Packaging is often thrown away, but empty perfume bottles are too pretty to be chucked in the bin. Wash with soap and water or rinse with alcohol, and upcycle into gorgeous products you would be proud to sell at a craft stall.
Perfume is easier to make than many realise! In your fancy old bottles, your concoctions will look as good as they smell. Many recipes, tips and tricks can be found on the internet along with training courses and teach-yourself videos.
A perfume scent is made up of chords, and each chord has three parts:
- The top or head note is what you notice when you go in for a sniff; it catches your attention, but evaporates much quicker than the rest due to its lighter composition. Common head notes might include orange, lemon, lavender, grapefruit or berry scents.
- The middle or heart note combines with both the head and base notes, and is often floral, fruity or spicy with fragrances like geranium, rose, coriander, nutmeg or jasmine.
- The base note is rich and full, lingering on the skin long after the head notes have faded; it might include vanilla, patchouli, musk, sandlewood or oakmoss.
- Essential oils – choosing which scents to include is the creative part. You can add anything from cinnamon or lavender to frankincense or myrrh. Remember to keep a notepad handy to jot down the amount of drops you’re adding to your recipe.
- Alternatively, you can use fragrance oils which are less natural (as they are often combined with synthetics) but are less likely to irritate the skin.
- Carrier oil – this is important to dilute the essential oil, which can damage your skin in its pure form. The most popular types include jojoba, avocado kernel, coconut, avocado and almond oils.
- Vodka or pure grain alcohol, to transform the perfume oil into eau de perfume.
So… what do you do?
When making perfume yourself, you can customise it to exactly how you like it. For example, many find that the more affordable scents sold in perfumeries and pharmacies are too overpowering for their personal tastes. You can sell this at craft stalls, or maybe even set up your own perfumery!
Many people have started collections of the prettiest glass bottles, and some rare or vintage perfume bottles have been known to sell at quite handsome prices. Have a look at sites like:
Although this won’t make you rich, it will be nice pocket money.
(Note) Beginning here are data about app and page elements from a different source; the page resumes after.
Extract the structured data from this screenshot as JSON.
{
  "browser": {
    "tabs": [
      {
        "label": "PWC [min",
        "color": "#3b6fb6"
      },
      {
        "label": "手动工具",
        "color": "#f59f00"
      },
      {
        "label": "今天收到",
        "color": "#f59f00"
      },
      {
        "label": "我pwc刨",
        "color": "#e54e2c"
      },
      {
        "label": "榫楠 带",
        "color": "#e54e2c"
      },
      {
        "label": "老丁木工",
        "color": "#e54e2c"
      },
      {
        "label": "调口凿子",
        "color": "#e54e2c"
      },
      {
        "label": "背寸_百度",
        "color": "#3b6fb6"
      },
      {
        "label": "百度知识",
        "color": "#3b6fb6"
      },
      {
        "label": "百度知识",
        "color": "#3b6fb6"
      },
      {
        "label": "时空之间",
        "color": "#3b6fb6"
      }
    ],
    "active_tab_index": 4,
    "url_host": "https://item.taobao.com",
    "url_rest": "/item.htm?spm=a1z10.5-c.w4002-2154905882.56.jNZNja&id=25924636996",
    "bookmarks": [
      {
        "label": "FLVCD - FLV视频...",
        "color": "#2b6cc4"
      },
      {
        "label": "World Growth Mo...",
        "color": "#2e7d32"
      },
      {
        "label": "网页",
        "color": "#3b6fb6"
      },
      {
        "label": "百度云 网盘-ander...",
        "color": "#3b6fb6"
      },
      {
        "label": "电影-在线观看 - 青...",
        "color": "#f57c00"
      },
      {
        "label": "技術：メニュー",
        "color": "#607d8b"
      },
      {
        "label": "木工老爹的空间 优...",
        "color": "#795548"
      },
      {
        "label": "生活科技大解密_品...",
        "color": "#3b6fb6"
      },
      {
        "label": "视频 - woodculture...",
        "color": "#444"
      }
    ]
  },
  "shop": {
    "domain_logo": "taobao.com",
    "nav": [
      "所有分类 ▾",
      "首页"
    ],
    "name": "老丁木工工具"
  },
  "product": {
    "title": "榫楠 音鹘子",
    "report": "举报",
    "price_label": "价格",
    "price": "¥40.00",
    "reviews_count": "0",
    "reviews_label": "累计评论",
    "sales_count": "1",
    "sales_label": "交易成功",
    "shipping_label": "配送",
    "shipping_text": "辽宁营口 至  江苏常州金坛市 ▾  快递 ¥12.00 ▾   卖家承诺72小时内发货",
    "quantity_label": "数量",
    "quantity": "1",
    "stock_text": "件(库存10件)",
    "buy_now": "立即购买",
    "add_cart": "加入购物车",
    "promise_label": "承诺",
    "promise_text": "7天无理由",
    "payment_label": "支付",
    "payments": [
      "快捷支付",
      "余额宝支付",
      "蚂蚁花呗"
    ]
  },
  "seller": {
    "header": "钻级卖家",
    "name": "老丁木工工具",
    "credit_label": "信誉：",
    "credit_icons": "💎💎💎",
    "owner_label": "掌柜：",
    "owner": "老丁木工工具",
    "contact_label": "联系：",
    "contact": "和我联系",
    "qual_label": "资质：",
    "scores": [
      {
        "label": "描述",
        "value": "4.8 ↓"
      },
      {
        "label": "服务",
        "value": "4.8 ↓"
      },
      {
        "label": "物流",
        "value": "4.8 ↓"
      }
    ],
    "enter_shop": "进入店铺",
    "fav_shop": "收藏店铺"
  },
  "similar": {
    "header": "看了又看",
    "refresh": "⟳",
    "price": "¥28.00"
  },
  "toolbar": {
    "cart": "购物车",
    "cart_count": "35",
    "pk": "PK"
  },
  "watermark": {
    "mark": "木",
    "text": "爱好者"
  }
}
Common selling prices lie between £2 and £8, but the more extravagant pieces can sell for hundreds of pounds!
Create home décor pieces
Rather than selling them just as they are, try transforming empty perfume bottles into beautiful decorations and ornaments.
Fill the tiny bottles with broken jewellery, odd beads, coloured sand or shells.
Fill the large round bottles with flakes of paper or sprinkles of glitter.
These last longer than scented candles and are much less demanding to make. Take a look at this quick method here.
Easy, simple, and looks great, especially for buds or small fake flowers.
This Lovely Greens tutorial shows you how to make candles inside old wine bottles but, once again, this should work equally well with empty perfume bottles.
This link here contains one method of making a suncatcher, but you can also string bottles along a length of wood as has been done here. Suncatchers are definitely for the more creative among us – maybe you could use the glass-cutting skills you learnt when making candle-holders, and string smaller pieces of glass alongside shells, beads, or broken jewellery.